I would rather be ashes than dust!
I would rather that my spark should burn out in a brilliant blaze than it should be stifled by dry-rot.
I would rather be a superb meteor, every atom of me in magnificent glow, than a sleepy and permanent planet.
The function of man is to live, not to exist.
I shall not waste my days trying to prolong them.
I shall use my time.–Jack London
Who Was Jack London?
Born in 1876, the year of Custer’s Last Stand at South Dakota’s Little Bighorn, Jack London was many things–adventurer, builder, idealist, yachter, rancher, and writer.
Initially, Jack made his reputation as a journalist. As a war correspondent covering the Russo-Japanese War for the San Francisco Examiner, London arrived in Yokohama on January 25, 1904. He was arrested by Japanese authorities in Shimonoseki, but released through the intervention of American ambassador Lloyd Griscom.
With the success of London’s career as a journalist and the sales of his early novel, Call of the Wild, London was confidant that his adventuresome spirit and strong work ethic would make it possible to live the life he wanted to live. Jack and Charmian, his second wife and the woman for whom he left his childhood sweetheart and two children, spent more than $80,000 in pre-World War I money on their dream house–Wolf House. It was to be 15,000 square feet (1,393 square meters), have custom made furniture and decorations, and feature a reflecting pool stocked with mountain bass.
Wolf House in All Its Grandeur
By the time Jack London built Wolf House, he had many visitors to entertain. The Valley of the Moon and his ranch near Glen Ellyn were sixty miles north of San Francisco. Thus, if visitors came, they would stay for an extended period of time. Jack London’s architect designed a house that would give London the privacy he needed to do his writing and that would also provide a comfortable setting for his many guests. Some were friends. Others were horticulturalists such as Luther Burbank, there to advise him on agricultural practices. And, some were writers, such as his childhood friend, poet George Sterling.
Wolf House Burns to the Ground
On August 22, 1913, while the Londons were away from their ranch, they received word that their new mansion was on fire. Unfortunately, just as the ranch was about to be finished, painters left linseed-oil-laced rags unattended. The house burned to the ground, leaving only the remnants of its massive, rock walls. Jack London and Charmian were forced to continue living in their small, Winery cottage, where they displayed souvenirs from their adventures in the South Pacific aboard London’s sailboat, the Sea Wolf.
How Did London Get His Work Done?
Writers today talk about their struggle with work/life balance. How did Jack London manage to write when he had so many other important aspects of his life?
First, he had a dedicated space in which to write. After the fire and his move to the cottage, he and his wife slept separately. In a lean-to added to the cottage, London had a small desk and notes clothespinned to a cord above his bed.

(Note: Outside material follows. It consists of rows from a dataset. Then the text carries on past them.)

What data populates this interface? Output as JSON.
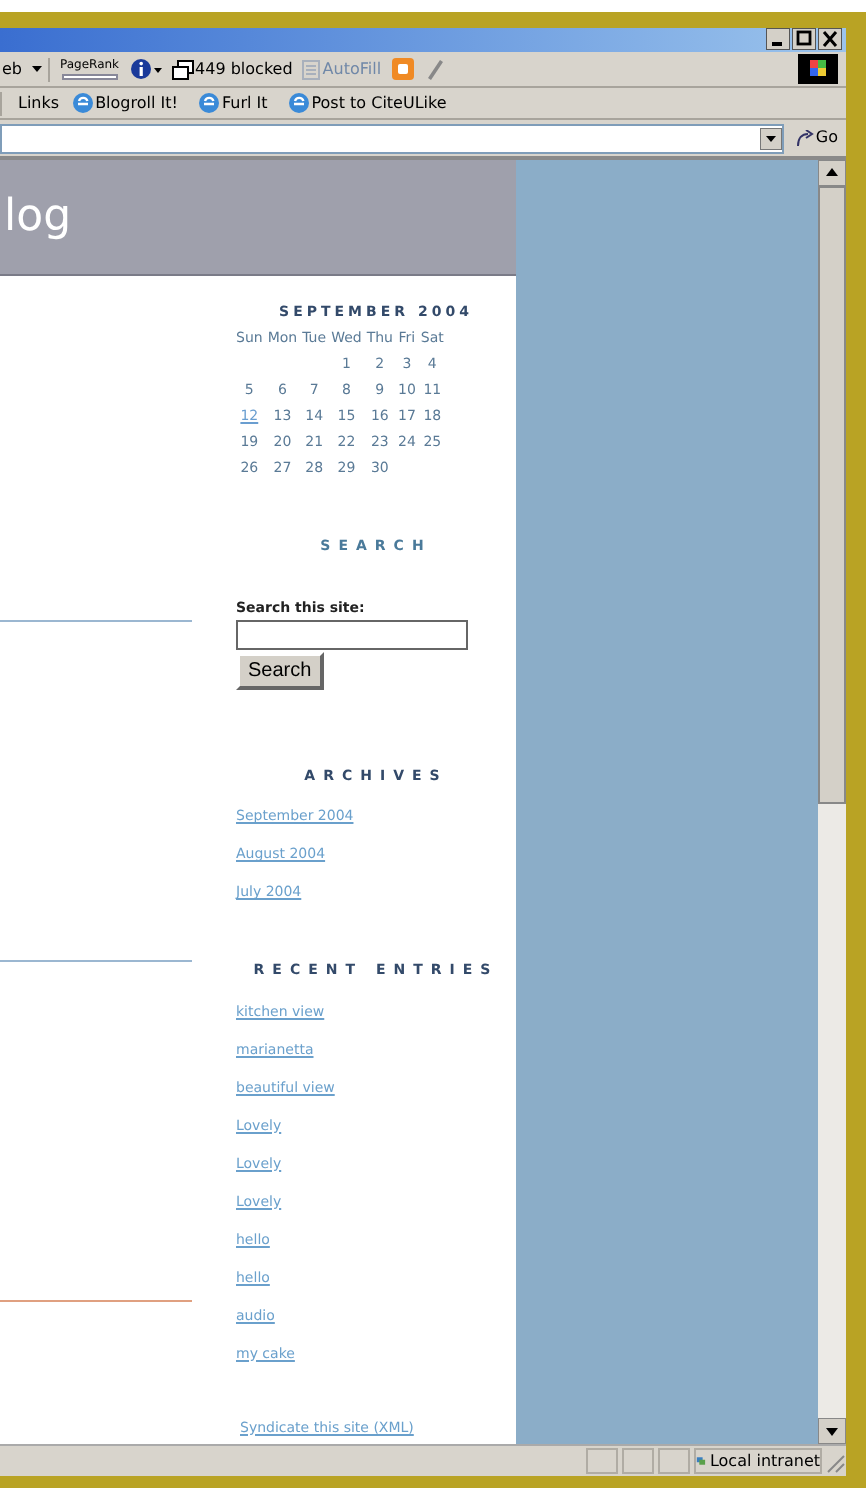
{
  "toolbar": {
    "items": [
      {
        "kind": "dropdown",
        "label": "eb"
      },
      {
        "kind": "pagerank",
        "label": "PageRank"
      },
      {
        "kind": "info"
      },
      {
        "kind": "popup",
        "label": "449 blocked"
      },
      {
        "kind": "autofill",
        "label": "AutoFill",
        "disabled": true
      },
      {
        "kind": "blogger"
      },
      {
        "kind": "pencil"
      }
    ]
  },
  "links_bar": {
    "label": "Links",
    "links": [
      "Blogroll It!",
      "Furl It",
      "Post to CiteULike"
    ]
  },
  "address_bar": {
    "go": "Go"
  },
  "blog": {
    "title": "log"
  },
  "calendar": {
    "title": "SEPTEMBER 2004",
    "weekdays": [
      "Sun",
      "Mon",
      "Tue",
      "Wed",
      "Thu",
      "Fri",
      "Sat"
    ],
    "weeks": [
      [
        {
          "day": "1",
          "linked": false
        },
        {
          "day": "2",
          "linked": false
        },
        {
          "day": "3",
          "linked": false
        },
        {
          "day": "4",
          "linked": false
        }
      ],
      [
        {
          "day": "5",
          "linked": false
        },
        {
          "day": "6",
          "linked": false
        },
        {
          "day": "7",
          "linked": false
        },
        {
          "day": "8",
          "linked": false
        },
        {
          "day": "9",
          "linked": false
        },
        {
          "day": "10",
          "linked": false
        },
        {
          "day": "11",
          "linked": false
        }
      ],
      [
        {
          "day": "12",
          "linked": true
        },
        {
          "day": "13",
          "linked": false
        },
        {
          "day": "14",
          "linked": false
        },
        {
          "day": "15",
          "linked": false
        },
        {
          "day": "16",
          "linked": false
        },
        {
          "day": "17",
          "linked": false
        },
        {
          "day": "18",
          "linked": false
        }
      ],
      [
        {
          "day": "19",
          "linked": false
        },
        {
          "day": "20",
          "linked": false
        },
        {
          "day": "21",
          "linked": false
        },
        {
          "day": "22",
          "linked": false
        },
        {
          "day": "23",
          "linked": false
        },
        {
          "day": "24",
          "linked": false
        },
        {
          "day": "25",
          "linked": false
        }
      ],
      [
        {
          "day": "26",
          "linked": false
        },
        {
          "day": "27",
          "linked": false
        },
        {
          "day": "28",
          "linked": false
        },
        {
          "day": "29",
          "linked": false
        },
        {
          "day": "30",
          "linked": false
        }
      ]
    ]
  },
  "search": {
    "heading": "SEARCH",
    "label": "Search this site:",
    "button": "Search"
  },
  "archives": {
    "heading": "ARCHIVES",
    "links": [
      "September 2004",
      "August 2004",
      "July 2004"
    ]
  },
  "recent_entries": {
    "heading": "RECENT ENTRIES",
    "links": [
      "kitchen view",
      "marianetta",
      "beautiful view",
      "Lovely",
      "Lovely",
      "Lovely",
      "hello",
      "hello",
      "audio",
      "my cake"
    ]
  },
  "syndicate": "Syndicate this site (XML)",
  "status_bar": {
    "zone": "Local intranet"
  }
}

He woke up at 5 a.m. and wrote until noon, whereupon he ate with his wife and was available to show visitors around the ranch. On the small desk in his room, he composed his 20 novels, as well as short stories and magazine articles.
London’s ranch, which he called Beauty Ranch, had originally been the site of the Kohler & Frohling winery. When the winery went belly up in 1905, London, hoping to become a rancher and try out some of the innovative agricultural practices he had observed in the Far East, purchased the property. Between 1909 and 1911, London bought more land to expand his ranch. Eventually, he acquired 1400 acres.
Jack London’s Death
“I ride out of my beautiful ranch. Between my legs is a beautiful horse. The air is wine. The grapes on a score of rolling hills are red with autumn flame. Across Sonoma Mountain wisps of sea fog are stealing. The afternoon sun smolders in the drowsy sky. I have everything to make me glad I am alive.”Jack London
The author, who died on November 22, 1916, wanted his ashes buried on a hill where two little boys, sons of the ranch’s prior owners, had been buried. A rock from Wolf House marks his final resting place.
Today, more than 800 acres of London’s Beauty Ranch have been preserved. Due to statewide budget problems, the site is now owned and managed by the nonprofit Valley of the Moon Natural History Association (VMNHA).
- State of California official site for Jack London State Historic Park
- Jack London State Historic Park Website
- Howser, Huell (December 10, 1994). “Jack London – California’s Gold (502)”. California’s Gold. Chapman University Huell Howser Archive.